Senate Meeting: Interim Provost speaks about exam software, CR/NR policy and the student administration relationship

USG graphic

Emanuela Gallo

Baruch College’s Undergraduate Student Government held its fourth Senate meeting of the spring 2021 semester on Feb. 23.

USG Treasurer Nancy Sea reported that two clubs, Women in Islam and the Bangladesh Student Association, requested $149.60 and $243.79 respectively for events. The motion to allocate these amounts to them each passed.

Certain clubs, including United Sikh Association, College Entrepreneurial Organization, Student Veterans Association and College Democrats, will be inactive for the semester due to not completing BOLT training or failure to register their club with myBaruch.

Chair of Philanthropy Osvaldo Garcia and Chair of Public Opinion Laiba Hussain spoke next about a future event about farmers’ protest in India.

They are protesting against three laws by the government that threaten their livelihoods and enable private corporations to take advantage of them. The protests are also facing censorship by all forms of media.

The event will feature guest speakers who will explain the situation to its attendees.

Vice President of Legislative Affairs Richard Reyes then spoke about the small business spotlight that launched this week.

Students can now submit to a survey the names of small businesses they support.

Vice President of Student Affairs Yam-Yu Li spoke about her previous conversation with Registrar in regard to graduation and diplomas.

Those applying for graduation are urged to keep the graduation deadlines in mind.

The delay of diplomas is due to the process it has to go through. Faculty must submit the grades by a certain date, but some may not meet this deadline, which elongates the process.

Two to three weeks after this deadline, the grades must be audited. Baruch is engaged with a new vendor, Parchment, which will issue physical and digital copies of the diploma.

The print copies will be shipped to the home address, taking five to six weeks to arrive depending on the postal offices’ times.

Baruch is currently doing outreach to speakers for the virtual commencement in May. The speakers must be approved by the CUNY Board of Trustees.

There are only 75-100 students left to take their yearbook photos. Baruch is in the process of finding a new space for students to have their pictures taken.

Interim Acting Provost and Senior Vice President for Academic Affairs Myung-soo Lee then joined the meeting, along with Vice President for Student Affairs and Dean of Students Art King.

Lee first spoke about his background at Baruch, starting 33 years ago as a professor and becoming the interim provost on Feb. 1. He then addressed questions given to him by USG prior to the meeting.

CUNY has signed a contract with Respondus Monitor. Its lockdown browser software will be embedded in Blackboard to restrict students from going on another tab that isn’t their exam.

Students will not be mandated to take an exam with this software. If a student chooses not to, they must work with their professor to take an alternative exam, such as an extra paper or an oral exam.

Lee said that he will make sure students are treated fairly within the guidelines of the policy. Cases of students who feel mistreated should be reported to King.

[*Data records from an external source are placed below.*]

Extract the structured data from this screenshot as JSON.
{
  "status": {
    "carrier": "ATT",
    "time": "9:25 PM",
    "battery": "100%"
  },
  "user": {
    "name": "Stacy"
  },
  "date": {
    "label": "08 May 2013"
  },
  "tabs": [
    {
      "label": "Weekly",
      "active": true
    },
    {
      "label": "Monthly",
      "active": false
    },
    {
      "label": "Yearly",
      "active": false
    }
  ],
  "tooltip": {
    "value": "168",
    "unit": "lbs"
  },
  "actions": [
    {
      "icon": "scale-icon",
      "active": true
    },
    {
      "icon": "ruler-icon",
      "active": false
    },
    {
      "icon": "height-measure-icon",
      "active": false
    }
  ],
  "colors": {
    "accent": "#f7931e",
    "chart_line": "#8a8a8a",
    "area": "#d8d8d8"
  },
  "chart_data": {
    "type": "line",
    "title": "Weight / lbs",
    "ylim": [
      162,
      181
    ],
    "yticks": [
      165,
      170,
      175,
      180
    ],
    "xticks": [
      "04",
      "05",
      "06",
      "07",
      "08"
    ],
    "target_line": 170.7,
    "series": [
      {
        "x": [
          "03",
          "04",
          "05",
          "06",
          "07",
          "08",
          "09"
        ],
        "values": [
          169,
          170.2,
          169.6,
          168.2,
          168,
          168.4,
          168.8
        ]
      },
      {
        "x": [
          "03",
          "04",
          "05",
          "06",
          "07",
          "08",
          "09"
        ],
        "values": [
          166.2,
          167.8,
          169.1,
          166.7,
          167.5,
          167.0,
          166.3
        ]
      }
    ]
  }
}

King spoke about maintaining students’ interests and the academic integrity of the college, which affects Baruch’s reputation in the professional world. Lee agreed that the privacy of students must be respected. He also affirmed that communication between students and administration is important.

Reyes brought up a concern that blogs@Baruch is not the best medium for updates. He suggested either that the site should be promoted more or that updates should be sent directly to students in email blasts.

There are currently discussions happening concerning the CR/NR policy of the spring 2021 semester.

Lee promised that students will know the policy soon, in contrast to the delayed announcement that left students confused last semester.

He also said that the administration will listen to and incorporate student feedback in its decision.

USG members brought up concerns about there being inconsistent guidelines and suggested that certain guidelines should be standard, so that students know what to expect when taking a class.

They emphasized that students are facing challenges due to the COVID-19 pandemic, as evidenced by the survey conducted by Hussain last semester.